It will be a homecoming for Wilkinson who has spent the last decade plying his trade on the PGA Tour and the Tour, based in Florida.

Ironically it has been the loss of his PGA Tour status that has opened the door for Wilkinson to return for the NZPGA Championship and also the ISPS Handa New Zealand Open.

“I am excited to be able to play in New Zealand. For around 10 years of my golfing prime I’ve not been able to because of my schedule,” said Wilkinson.

The NZPGA Championship has clashed with the Florida swing of the US PGA Tour, with the run of tournaments all within close driving distance of his home, and a strong early-season start has been a key to a successful season.

Wilkinson, 39, is looking at opportunities that playing in New Zealand might present, as he chases more starts in the ISPS Handa Tour of Australasia and beyond.

“Obviously I am disappointed not to be playing the PGA Tour in 2018 but I still feel some of my best golf is ahead of me. If I can get into tournaments in Australia as well it may open some doors in other events or play a different Tour. I am definitely more open to it.”

He is also looking forward to returning to play at the Manawatu Golf Club where he learned the game.

“I am excited. It’s been a while. I have won quality amateur tournaments there – the Lawnmaster Classic and the North Island Strokeplay in 1999-2000. Hopefully I can repeat the scores I shot back then, that would be nice.”

Wilkinson, who has won nearly NZ$7 million in career earnings, forms a unique trio with fellow professionals Craig Perks and Grant Waite, who have gained success on the PGA Tour after learning the game at the Manawatu Golf Club.

“It is amazing for such a small town and a small golf club to produce three players on the PGA Tour, which is something you don’t see in the US.

“The year that Craig won the Players Championship, he came home and we played a lot of golf together. We see eachother in his commentary roles for television.

“And I have known Grant for a long time. We first met when I was 12 and did some chipping practice together. I talk to him often and know his sons well.”

Wilkinson said he is buoyant about his future after not taking making the most of his opportunities this year.

“My short game was as good as it has ever been this year but I just didn’t make as many putts from 10 to 18 feet.
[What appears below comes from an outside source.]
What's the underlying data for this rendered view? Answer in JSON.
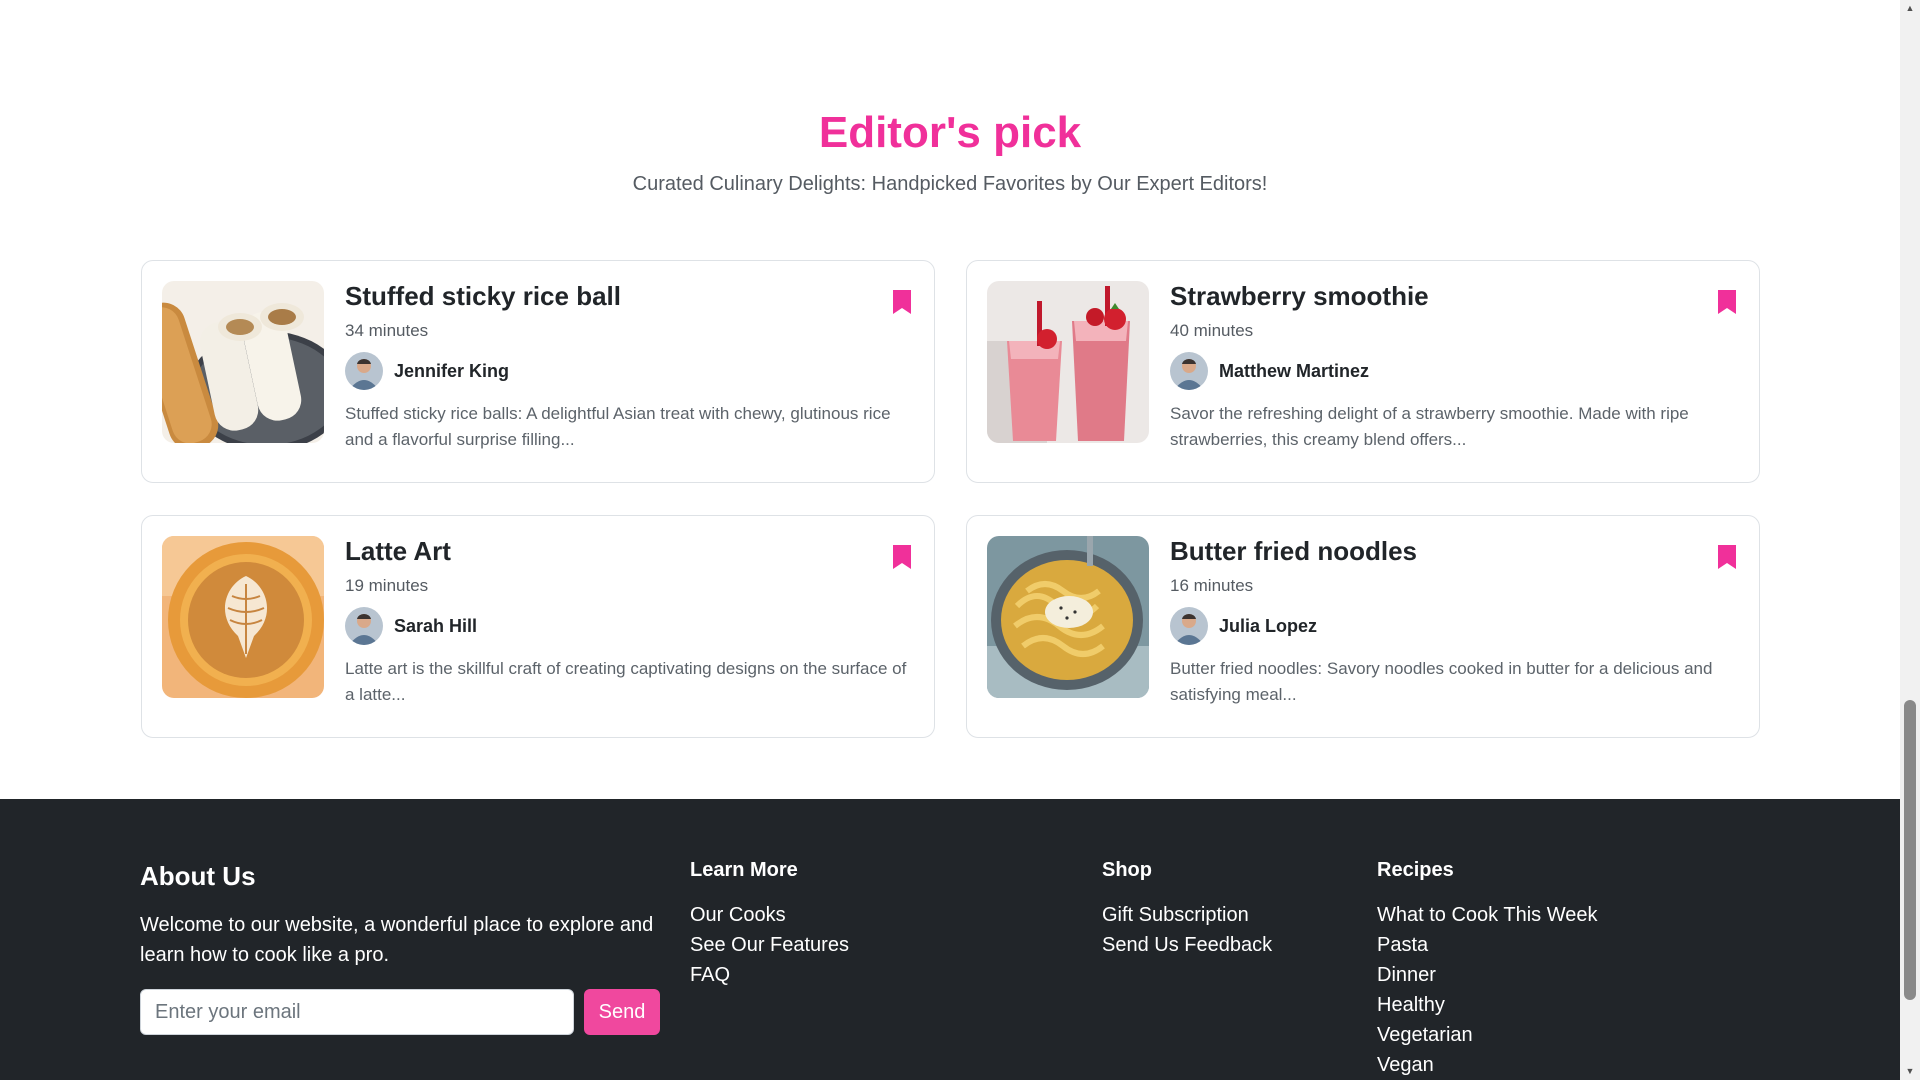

I had a lot of birdie opportunities but just didn’t make as many putts in bunches like I have done in the past.

“If just a couple of putts to drop here and there it would be a different story with your confidence and may be finishing a couple of tournaments off and finishing higher. When you play well you just want finish as high as you can and gain as many points as possible that is the biggest thing.”

But he is looking forward to a return to home turf and keen to show his skills developed in the last 10 years on the world’s toughest tests of golf.